Timothy Bramlett
Timothy Bramlett
6,609 Points

One thing I am still really having trouble with is when to use just "." and when to use ".()" .

We use .() when using a function, right?

For instance .val() or .hide() . But why is .length not .length() ?

Can someone give me some simple rules for this?

4 Answers

Ryan Field
PLUS
Ryan Field
Courses Plus Student 21,241 Points

Hi, Timothy. The difference between solely using a period (such as .length) and a period with a pair of parentheses (such as .hide()) is the difference between a property and a method.

When you use only a period, you are asking for a property of the object. For example, all strings have a bunch of inherent properties, and one of them is how long it is. In this case, calling str.length will return a single value. When you use something like .hide(), on the other hand, you are invoking a method (or function) of the object. Methods (most of the time) do things, such as run calculations or actually change the object itself (such as hiding it). There are some things that may seem odd, such as .val(), which only retrieves a value of an object, but in jQuery, most things are methods, which is why you see so many parentheses. In the case of .val(), passing an argument inside the parentheses will actually set the value of the object on which it is invoked, while no argument will simply return it's current value attribute, which is why it's a method.

Damien Watson
Damien Watson
27,419 Points

Hi Timothy,

The brackets are used to call (execute) a function, where without the brackets is to access a property. The length of a string is a property, not a function call.

var myObj = {
  text:"Hello"
}

function helloWorld() {
  return "Hello World";
}

// Get property
console.log(myObj.text);

// Run function
console.log(helloWorld());
Chris Shaw
Chris Shaw
26,650 Points

Hi Timothy,

The property length is standard to JavaScript, it's not unique to jQuery therefore we don't need to call it like a method because it's far from that. A good way to look at what-is-what is the jQuery docs, in these docs we can see everything jQuery is made up of and anything extra such as length should be considered as core properties and functions that the browser creates.

One thing most developers confuse is jQuery being some kind of superior language to JavaScript when in-fact, jQuery is JavaScript just wrapped in an massive object.

The MDN (Mozilla Developer Network) have a whole host of pages for the length property which extends beyond array's for example, see the below link for the Google results.

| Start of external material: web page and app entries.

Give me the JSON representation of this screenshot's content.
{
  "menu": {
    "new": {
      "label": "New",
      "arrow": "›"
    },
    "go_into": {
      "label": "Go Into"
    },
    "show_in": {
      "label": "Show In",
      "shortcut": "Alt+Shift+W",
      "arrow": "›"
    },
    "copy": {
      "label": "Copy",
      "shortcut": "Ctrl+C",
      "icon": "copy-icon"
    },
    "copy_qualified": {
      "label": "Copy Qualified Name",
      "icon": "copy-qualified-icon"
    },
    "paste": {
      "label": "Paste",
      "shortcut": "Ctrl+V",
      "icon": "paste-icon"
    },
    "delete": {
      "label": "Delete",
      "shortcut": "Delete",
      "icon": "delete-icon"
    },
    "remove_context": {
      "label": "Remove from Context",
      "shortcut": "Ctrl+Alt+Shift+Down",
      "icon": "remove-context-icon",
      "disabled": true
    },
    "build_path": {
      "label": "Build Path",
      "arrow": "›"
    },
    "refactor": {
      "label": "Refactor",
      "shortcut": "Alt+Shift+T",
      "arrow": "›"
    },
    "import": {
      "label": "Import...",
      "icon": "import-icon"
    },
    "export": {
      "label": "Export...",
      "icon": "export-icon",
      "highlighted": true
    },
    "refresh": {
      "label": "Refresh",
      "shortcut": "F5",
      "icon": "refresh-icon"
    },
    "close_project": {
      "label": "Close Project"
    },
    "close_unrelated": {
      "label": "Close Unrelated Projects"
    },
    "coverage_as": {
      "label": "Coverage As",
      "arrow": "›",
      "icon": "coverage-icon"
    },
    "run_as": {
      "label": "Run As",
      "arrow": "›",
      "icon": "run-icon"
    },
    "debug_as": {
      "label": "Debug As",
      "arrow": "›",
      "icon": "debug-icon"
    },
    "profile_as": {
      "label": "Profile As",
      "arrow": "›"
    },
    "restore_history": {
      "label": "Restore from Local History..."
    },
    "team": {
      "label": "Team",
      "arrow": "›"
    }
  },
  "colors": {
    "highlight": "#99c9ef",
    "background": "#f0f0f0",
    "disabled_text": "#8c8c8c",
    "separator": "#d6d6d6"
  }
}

https://www.google.com.au/search?sourceid=chrome-psyapi2&ion=1&espv=2&ie=UTF-8&q=MDN%20length&oq=MDN%20length&aqs=chrome..69i57j0l5.1335j0j7

Hope that helps.

Timothy Bramlett
Timothy Bramlett
6,609 Points

Thank you all! That makes sense and clears up some of the confusion. I had thought that .() was invoking a method or function but was definitely getting confused by .val() which seemed to retrieve a property.

Basically though, and correct me if I am wrong... We use .() when the command can take a parameter and only use . when the thing we are returning/accessing is something like a property which obviously doesn't need to take any parameters?

Ryan Field
Ryan Field
Courses Plus Student 21,241 Points

For the most part, yes. Not all methods require arguments to be passed, though, so keep that in mind. In jQuery, you'll find a lot of things that seem to retrieve values but still use parentheses. In most of those cases, it is because the argument is optional, where passing one will set the value, and leaving it empty will retrieve it. The documentation can seem unwieldy at first, but once you get used to how things are written, but like Chris Upjohn said above, it's pretty easy to see what does what. :)

Timothy Bramlett
Timothy Bramlett
6,609 Points

Ryan Field, thanks! Yeah I haven't really used jQuery yet in any personal projects because I wanted to learn how to do it all in vanilla JavaScript first. Learning it that way has made jQuery a bit confusing to me because I keep thinking the vanilla JavaScipt way makes more sense to me.

Still, I can see how jQuery would save a LOT of typing. Using events and binding handlers in regular JavaScript seems to take a lot of code for me.